• **The task**: Take the records below and set them down exactly, so that every line matches the original.
(Exercise data Opens)
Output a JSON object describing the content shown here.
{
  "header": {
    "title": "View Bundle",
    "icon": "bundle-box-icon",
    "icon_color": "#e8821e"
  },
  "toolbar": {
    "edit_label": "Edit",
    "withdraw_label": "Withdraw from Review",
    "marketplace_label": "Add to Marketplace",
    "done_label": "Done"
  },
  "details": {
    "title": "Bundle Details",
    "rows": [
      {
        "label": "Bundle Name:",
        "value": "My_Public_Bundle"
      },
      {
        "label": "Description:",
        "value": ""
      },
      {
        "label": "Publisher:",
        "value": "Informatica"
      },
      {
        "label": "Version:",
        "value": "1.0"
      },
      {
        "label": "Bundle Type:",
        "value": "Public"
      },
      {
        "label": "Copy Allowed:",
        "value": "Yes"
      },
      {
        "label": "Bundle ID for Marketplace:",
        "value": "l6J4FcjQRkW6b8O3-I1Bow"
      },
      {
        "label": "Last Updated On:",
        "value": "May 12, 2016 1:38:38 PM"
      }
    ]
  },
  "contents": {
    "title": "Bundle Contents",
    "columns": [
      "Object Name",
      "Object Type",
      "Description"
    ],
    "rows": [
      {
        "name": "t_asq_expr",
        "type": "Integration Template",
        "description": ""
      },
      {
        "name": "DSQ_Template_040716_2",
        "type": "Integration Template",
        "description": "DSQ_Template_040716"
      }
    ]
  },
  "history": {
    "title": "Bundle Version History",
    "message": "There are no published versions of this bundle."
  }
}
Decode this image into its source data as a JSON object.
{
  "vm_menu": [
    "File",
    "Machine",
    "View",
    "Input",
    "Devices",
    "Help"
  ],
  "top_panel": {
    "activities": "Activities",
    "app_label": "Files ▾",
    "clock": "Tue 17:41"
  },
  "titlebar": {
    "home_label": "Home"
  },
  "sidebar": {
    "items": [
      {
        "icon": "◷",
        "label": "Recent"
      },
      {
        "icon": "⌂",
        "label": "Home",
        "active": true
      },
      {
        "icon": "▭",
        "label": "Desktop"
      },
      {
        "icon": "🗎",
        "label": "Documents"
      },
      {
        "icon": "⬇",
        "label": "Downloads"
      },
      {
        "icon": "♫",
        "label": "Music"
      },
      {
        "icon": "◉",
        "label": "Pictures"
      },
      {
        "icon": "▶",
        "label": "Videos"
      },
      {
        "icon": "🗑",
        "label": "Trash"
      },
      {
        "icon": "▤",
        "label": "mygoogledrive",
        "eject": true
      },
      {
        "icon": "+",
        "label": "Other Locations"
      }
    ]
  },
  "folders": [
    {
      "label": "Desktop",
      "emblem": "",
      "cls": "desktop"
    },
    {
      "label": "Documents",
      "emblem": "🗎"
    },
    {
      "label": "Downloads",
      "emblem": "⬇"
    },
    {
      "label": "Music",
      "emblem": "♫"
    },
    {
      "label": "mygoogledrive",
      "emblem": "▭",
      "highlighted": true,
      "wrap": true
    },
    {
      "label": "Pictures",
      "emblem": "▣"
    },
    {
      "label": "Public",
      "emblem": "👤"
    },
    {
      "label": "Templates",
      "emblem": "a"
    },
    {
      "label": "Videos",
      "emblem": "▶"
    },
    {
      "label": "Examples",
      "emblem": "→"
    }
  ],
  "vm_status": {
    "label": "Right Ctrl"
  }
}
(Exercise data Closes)
• **Written response**:
Output a JSON object describing the content shown here.
{
  "header": {
    "title": "View Bundle",
    "icon": "bundle-box-icon",
    "icon_color": "#e8821e"
  },
  "toolbar": {
    "edit_label": "Edit",
    "withdraw_label": "Withdraw from Review",
    "marketplace_label": "Add to Marketplace",
    "done_label": "Done"
  },
  "details": {
    "title": "Bundle Details",
    "rows": [
      {
        "label": "Bundle Name:",
        "value": "My_Public_Bundle"
      },
      {
        "label": "Description:",
        "value": ""
      },
      {
        "label": "Publisher:",
        "value": "Informatica"
      },
      {
        "label": "Version:",
        "value": "1.0"
      },
      {
        "label": "Bundle Type:",
        "value": "Public"
      },
      {
        "label": "Copy Allowed:",
        "value": "Yes"
      },
      {
        "label": "Bundle ID for Marketplace:",
        "value": "l6J4FcjQRkW6b8O3-I1Bow"
      },
      {
        "label": "Last Updated On:",
        "value": "May 12, 2016 1:38:38 PM"
      }
    ]
  },
  "contents": {
    "title": "Bundle Contents",
    "columns": [
      "Object Name",
      "Object Type",
      "Description"
    ],
    "rows": [
      {
        "name": "t_asq_expr",
        "type": "Integration Template",
        "description": ""
      },
      {
        "name": "DSQ_Template_040716_2",
        "type": "Integration Template",
        "description": "DSQ_Template_040716"
      }
    ]
  },
  "history": {
    "title": "Bundle Version History",
    "message": "There are no published versions of this bundle."
  }
}
Decode this image into its source data as a JSON object.
{
  "vm_menu": [
    "File",
    "Machine",
    "View",
    "Input",
    "Devices",
    "Help"
  ],
  "top_panel": {
    "activities": "Activities",
    "app_label": "Files ▾",
    "clock": "Tue 17:41"
  },
  "titlebar": {
    "home_label": "Home"
  },
  "sidebar": {
    "items": [
      {
        "icon": "◷",
        "label": "Recent"
      },
      {
        "icon": "⌂",
        "label": "Home",
        "active": true
      },
      {
        "icon": "▭",
        "label": "Desktop"
      },
      {
        "icon": "🗎",
        "label": "Documents"
      },
      {
        "icon": "⬇",
        "label": "Downloads"
      },
      {
        "icon": "♫",
        "label": "Music"
      },
      {
        "icon": "◉",
        "label": "Pictures"
      },
      {
        "icon": "▶",
        "label": "Videos"
      },
      {
        "icon": "🗑",
        "label": "Trash"
      },
      {
        "icon": "▤",
        "label": "mygoogledrive",
        "eject": true
      },
      {
        "icon": "+",
        "label": "Other Locations"
      }
    ]
  },
  "folders": [
    {
      "label": "Desktop",
      "emblem": "",
      "cls": "desktop"
    },
    {
      "label": "Documents",
      "emblem": "🗎"
    },
    {
      "label": "Downloads",
      "emblem": "⬇"
    },
    {
      "label": "Music",
      "emblem": "♫"
    },
    {
      "label": "mygoogledrive",
      "emblem": "▭",
      "highlighted": true,
      "wrap": true
    },
    {
      "label": "Pictures",
      "emblem": "▣"
    },
    {
      "label": "Public",
      "emblem": "👤"
    },
    {
      "label": "Templates",
      "emblem": "a"
    },
    {
      "label": "Videos",
      "emblem": "▶"
    },
    {
      "label": "Examples",
      "emblem": "→"
    }
  ],
  "vm_status": {
    "label": "Right Ctrl"
  }
}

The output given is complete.